It is time for the Palestinian people to finally accept the permanence of an Israeli state. Ever since the British left the area on May 14, 1948, the Palestinians and their Arab neighbors have done everything they can to wipe the state of Israel off the map. A few of the more organized efforts have been the invasion by six Arab countries on May 15, 1948, the 1967 war when Egyptian state radio promised to “push the Jews into the sea” and the Yom Kippur war of 1973, when Israel suffered a surprise attack on the holiest day of the Jewish year.

Yet despite these major attempts at its removal, Israel has persevered, and in fact is stronger now than ever before. Within Israeli controlled territory, Palestinians have waged their own, more protracted war; terrorism being the main strategy aimed at innocent Israeli citizens. The motivation behind these tactics is simple: These attacks will precipitate Israel’s weakening and eventual elimination, and then a righteous state of Palestine will be established in its place. The reality that these Palestinian fighters must soon face is that Israel is not going anywhere.

So what should the Palestinians, who arguably deserve their own state, do? First they must accept the inevitability of a Jewish state in the region, and then work toward a diplomatic solution. Israel has always been willing to make sacrifices for such a deal, but at the same time has been wary of allowing terrorism to shape a final peace agreement. The result of Palestinians repeatedly turning away from diplomacy and toward terrorism and violence is the significant weakening of their negotiating power. Peace offers have grown less and less favorable to them over the years.

Before Israel even came into existence, the United Nations created the Partition Plan of 1947, which would have split the region roughly in half. The Palestinians would have attained sovereignty over one half of the region in dispute, as well as over east Jerusalem. The future Israelis accepted this plan, even though it forced them to make serious concessions, but the Palestinians did not. Instead they turned to war, believing that they could annihilate Israel and not make any compromises.

They were, of course, wrong. In July of 2000, after enduring years of barbarous suicide bombings and the like, Israel again attempted to secure peace. By this time, Israel had given land and many other concessions in exchange for peace agreements with both Egypt and Jordan. At Camp David, Israeli Prime Minister Ehud Barak offered Palestinians their own state – 98 percent of the West Bank and Gaza Strip – and sovereignty over parts of east Jerusalem. Again, the Israeli desire for peace would be denied. Interestingly, Palestinian National Authority President Yasser Arafat, who negotiated on behalf of the Palestinians, rejected the terms of Camp David without suggesting any counteroffers. And again, the Palestinians turned toward terrorism.

The fall of 2000 brought the start of the second Palestinian Intifada, which continues to this day. The difference now, though, is that Israeli Prime Minister Ariel Sharon realizes he doesn’t have a Palestinian partner to try and make peace with. Sharon’s recent trip to visit President Bush, and the agreement they made regarding his new disengagement plan, testify to this newly pragmatic approach. Sharon’s plan includes Israel holding on to West Bank territory that Barak was willing to cede, and entails instituting Palestinian control over very little or none of Jerusalem.

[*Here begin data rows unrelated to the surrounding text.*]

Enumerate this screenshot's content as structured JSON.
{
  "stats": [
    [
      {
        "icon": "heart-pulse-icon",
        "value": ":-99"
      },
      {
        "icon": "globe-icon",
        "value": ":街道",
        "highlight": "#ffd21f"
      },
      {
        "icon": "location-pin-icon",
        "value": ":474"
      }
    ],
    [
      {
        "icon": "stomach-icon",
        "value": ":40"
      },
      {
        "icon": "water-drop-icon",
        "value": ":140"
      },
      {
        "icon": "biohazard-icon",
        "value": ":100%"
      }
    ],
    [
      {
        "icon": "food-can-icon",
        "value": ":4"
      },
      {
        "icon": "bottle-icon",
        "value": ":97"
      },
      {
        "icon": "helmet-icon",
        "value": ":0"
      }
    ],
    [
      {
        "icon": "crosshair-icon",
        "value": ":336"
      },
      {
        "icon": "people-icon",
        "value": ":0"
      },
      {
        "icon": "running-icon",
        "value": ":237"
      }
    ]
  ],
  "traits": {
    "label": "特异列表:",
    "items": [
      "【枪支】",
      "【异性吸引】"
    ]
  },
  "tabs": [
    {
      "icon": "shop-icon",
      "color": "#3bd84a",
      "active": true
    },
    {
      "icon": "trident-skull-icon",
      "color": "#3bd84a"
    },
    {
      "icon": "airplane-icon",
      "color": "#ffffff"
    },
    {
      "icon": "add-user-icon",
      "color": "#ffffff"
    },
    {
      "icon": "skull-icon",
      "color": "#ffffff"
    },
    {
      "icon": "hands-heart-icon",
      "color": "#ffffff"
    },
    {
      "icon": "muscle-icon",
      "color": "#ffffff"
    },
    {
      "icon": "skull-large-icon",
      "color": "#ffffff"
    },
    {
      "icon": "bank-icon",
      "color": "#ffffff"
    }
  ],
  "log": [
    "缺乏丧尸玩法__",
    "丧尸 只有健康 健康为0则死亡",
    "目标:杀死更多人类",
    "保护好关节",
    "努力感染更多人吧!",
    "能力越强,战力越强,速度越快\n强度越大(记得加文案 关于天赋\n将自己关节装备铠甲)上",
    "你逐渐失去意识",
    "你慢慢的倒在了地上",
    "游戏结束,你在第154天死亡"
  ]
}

If the Palestinian people don’t change their liberation strategy soon, Sharon’s plan will probably be enacted. The Israeli prime minister recently commented that Palestinians “can get a lot more through negotiations.” That is the moral of the story. To better their own future, the Palestinian people must abandon their idealized vision of an Israeli-less Middle East and embrace a more practical view of regional relations.

Joel Furman is a sophomore law & society major.